The Time Gatherer (The Timegathering Series)
After spontaneously appearing at a rock concert in 1970, George learns that he has a rare gene that allows him to time travel, known as Time Gathering. Living in 2053, George’s time gathering soon leads to disastrous consequences as a woman he meets in 1147 takes an arrow meant for him. The people hunting George are Optimalists. They strive to create genetic perfection along with eradicating the time gathering gene. When George meets an artist from 1655 named Elisabetta, he falls in love. Learning she’s fated to die young, George will do whatever he can to save her while putting his life in increasing danger every time he travels back in time.

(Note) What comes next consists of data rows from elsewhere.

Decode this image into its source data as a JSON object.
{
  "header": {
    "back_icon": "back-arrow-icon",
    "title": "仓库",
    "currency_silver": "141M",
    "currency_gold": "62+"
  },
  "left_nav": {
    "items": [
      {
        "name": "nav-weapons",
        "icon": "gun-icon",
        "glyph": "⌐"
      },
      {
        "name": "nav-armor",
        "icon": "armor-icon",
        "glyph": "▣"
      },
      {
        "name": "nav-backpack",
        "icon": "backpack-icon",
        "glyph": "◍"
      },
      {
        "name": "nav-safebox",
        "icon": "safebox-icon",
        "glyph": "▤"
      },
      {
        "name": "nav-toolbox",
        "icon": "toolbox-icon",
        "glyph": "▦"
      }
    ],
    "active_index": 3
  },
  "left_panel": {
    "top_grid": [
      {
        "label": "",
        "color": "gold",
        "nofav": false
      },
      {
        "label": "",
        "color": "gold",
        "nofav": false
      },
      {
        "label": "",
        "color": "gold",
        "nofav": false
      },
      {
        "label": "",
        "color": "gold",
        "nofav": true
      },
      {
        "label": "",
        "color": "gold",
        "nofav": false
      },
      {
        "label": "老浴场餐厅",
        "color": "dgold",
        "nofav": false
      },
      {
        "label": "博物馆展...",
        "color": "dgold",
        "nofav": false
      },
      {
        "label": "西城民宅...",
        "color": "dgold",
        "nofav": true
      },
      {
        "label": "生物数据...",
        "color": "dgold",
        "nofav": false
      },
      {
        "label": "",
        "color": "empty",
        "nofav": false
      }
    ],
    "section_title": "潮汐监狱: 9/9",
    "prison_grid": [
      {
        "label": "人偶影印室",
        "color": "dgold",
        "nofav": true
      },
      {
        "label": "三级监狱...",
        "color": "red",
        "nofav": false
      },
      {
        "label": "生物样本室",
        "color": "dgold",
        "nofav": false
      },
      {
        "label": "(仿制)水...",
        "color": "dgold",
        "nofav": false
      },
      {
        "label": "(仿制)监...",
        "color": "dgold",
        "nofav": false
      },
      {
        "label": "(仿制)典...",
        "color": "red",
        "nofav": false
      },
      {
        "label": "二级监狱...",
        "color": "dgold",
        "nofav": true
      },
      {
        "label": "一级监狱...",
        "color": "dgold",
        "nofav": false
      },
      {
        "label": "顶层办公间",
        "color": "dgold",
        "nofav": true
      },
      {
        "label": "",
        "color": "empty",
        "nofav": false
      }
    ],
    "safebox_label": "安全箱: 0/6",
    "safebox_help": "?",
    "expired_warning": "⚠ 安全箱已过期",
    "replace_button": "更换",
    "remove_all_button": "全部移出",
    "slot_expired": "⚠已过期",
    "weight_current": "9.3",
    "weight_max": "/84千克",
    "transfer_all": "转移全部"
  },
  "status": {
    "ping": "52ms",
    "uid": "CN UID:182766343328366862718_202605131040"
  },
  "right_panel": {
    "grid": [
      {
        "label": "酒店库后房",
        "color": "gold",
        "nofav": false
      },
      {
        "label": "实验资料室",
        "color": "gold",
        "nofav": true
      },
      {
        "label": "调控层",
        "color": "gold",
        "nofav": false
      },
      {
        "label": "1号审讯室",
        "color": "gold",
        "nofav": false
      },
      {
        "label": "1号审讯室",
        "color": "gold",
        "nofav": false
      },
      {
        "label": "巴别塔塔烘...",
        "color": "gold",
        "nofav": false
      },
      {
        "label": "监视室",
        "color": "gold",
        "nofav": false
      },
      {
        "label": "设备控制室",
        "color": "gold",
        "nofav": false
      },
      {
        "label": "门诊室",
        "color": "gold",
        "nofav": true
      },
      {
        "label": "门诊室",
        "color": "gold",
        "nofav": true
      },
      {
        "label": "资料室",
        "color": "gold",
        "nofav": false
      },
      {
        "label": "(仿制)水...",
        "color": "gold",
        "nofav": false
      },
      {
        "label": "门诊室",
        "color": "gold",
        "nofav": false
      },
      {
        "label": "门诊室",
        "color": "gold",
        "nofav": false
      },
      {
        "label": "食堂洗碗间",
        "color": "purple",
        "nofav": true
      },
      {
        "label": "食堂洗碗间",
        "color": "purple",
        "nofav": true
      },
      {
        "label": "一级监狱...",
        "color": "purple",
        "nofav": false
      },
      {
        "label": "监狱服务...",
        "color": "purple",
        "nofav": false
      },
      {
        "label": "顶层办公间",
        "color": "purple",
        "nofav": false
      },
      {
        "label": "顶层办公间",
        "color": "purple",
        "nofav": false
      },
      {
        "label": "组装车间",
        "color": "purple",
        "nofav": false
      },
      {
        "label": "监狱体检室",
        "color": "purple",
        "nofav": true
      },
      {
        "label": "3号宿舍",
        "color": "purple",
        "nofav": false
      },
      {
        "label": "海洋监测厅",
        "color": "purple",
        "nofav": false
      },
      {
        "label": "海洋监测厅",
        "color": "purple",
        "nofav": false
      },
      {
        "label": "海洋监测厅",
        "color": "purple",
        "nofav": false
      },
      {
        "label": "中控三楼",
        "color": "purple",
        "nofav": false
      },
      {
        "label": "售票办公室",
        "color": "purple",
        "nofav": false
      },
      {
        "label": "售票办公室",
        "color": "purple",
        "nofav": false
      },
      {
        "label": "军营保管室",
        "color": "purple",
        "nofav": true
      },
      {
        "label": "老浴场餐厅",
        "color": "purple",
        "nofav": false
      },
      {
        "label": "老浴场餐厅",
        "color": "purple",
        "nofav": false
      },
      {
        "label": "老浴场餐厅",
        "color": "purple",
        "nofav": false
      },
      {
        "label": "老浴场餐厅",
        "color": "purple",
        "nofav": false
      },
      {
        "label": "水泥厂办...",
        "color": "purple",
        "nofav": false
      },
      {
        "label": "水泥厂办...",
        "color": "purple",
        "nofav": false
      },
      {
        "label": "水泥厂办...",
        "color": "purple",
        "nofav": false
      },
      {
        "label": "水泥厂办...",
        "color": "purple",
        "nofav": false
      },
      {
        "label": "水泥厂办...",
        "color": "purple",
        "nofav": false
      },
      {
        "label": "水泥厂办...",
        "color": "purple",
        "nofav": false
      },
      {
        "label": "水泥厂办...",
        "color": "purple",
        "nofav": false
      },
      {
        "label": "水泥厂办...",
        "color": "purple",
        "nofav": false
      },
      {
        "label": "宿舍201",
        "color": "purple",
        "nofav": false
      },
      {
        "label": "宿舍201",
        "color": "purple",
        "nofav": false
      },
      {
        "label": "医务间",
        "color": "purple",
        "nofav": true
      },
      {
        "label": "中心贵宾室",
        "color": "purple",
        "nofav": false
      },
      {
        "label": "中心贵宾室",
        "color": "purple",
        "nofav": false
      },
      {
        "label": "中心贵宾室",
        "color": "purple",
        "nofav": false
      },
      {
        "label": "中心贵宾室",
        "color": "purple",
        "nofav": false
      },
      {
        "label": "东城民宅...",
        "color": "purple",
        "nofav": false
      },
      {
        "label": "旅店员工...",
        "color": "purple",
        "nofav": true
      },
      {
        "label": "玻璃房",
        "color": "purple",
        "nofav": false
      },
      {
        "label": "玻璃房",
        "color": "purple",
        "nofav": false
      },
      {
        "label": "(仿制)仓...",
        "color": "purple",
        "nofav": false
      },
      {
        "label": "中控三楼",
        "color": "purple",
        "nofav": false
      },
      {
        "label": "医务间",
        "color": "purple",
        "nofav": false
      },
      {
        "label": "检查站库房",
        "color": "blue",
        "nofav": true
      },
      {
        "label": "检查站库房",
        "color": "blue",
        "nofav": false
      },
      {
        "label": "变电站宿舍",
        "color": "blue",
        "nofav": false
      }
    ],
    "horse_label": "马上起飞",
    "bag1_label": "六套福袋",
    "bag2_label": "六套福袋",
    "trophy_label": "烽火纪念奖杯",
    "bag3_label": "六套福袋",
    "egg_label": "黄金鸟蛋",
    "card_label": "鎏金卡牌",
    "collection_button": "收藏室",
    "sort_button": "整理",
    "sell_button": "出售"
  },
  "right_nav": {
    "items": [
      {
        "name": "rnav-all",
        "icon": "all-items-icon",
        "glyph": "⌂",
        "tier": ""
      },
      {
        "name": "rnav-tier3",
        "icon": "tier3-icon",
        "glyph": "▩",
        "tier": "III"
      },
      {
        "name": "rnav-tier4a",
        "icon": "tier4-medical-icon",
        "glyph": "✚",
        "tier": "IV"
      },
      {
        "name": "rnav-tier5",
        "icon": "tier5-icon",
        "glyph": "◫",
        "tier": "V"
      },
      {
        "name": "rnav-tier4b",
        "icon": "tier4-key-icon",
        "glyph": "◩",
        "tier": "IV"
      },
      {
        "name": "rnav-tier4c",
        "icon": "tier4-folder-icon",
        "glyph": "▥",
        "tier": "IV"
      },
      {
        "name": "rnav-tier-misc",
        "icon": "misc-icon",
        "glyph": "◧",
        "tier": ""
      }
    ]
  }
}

After learning about his ability, George’s mentors teach him little and then encourage him to “live his life.” Despite an attempt on his life, knowledge about the organization behind it is turfed until he’s older, which feels odd. Additionally, George asks his mentor the same question multiple times, making scenes feel redundant. George continues to travel back in time, despite warnings against it, without consequence. This discredits his mentors’ warnings and greatly lessens the stakes of the novel. The rules to time gathering are few. How his genes allow him to travel back in time while changing his clothes to period-appropriate attire and allowing him to speak other languages isn’t explained. The middle portion slows as the central plot is pushed aside as George focuses on girls and graduations. There are editorial errors like incorrect words or incomplete sentences. Only when we explore Elisabetta’s studio in 1655 Bologna do things get interesting again and history takes a stronger role in the novel. Learning the techniques of painting through Elisabetta is quite intriguing. Dacus has a love of art that shines through these pages, which makes for a delightful second half.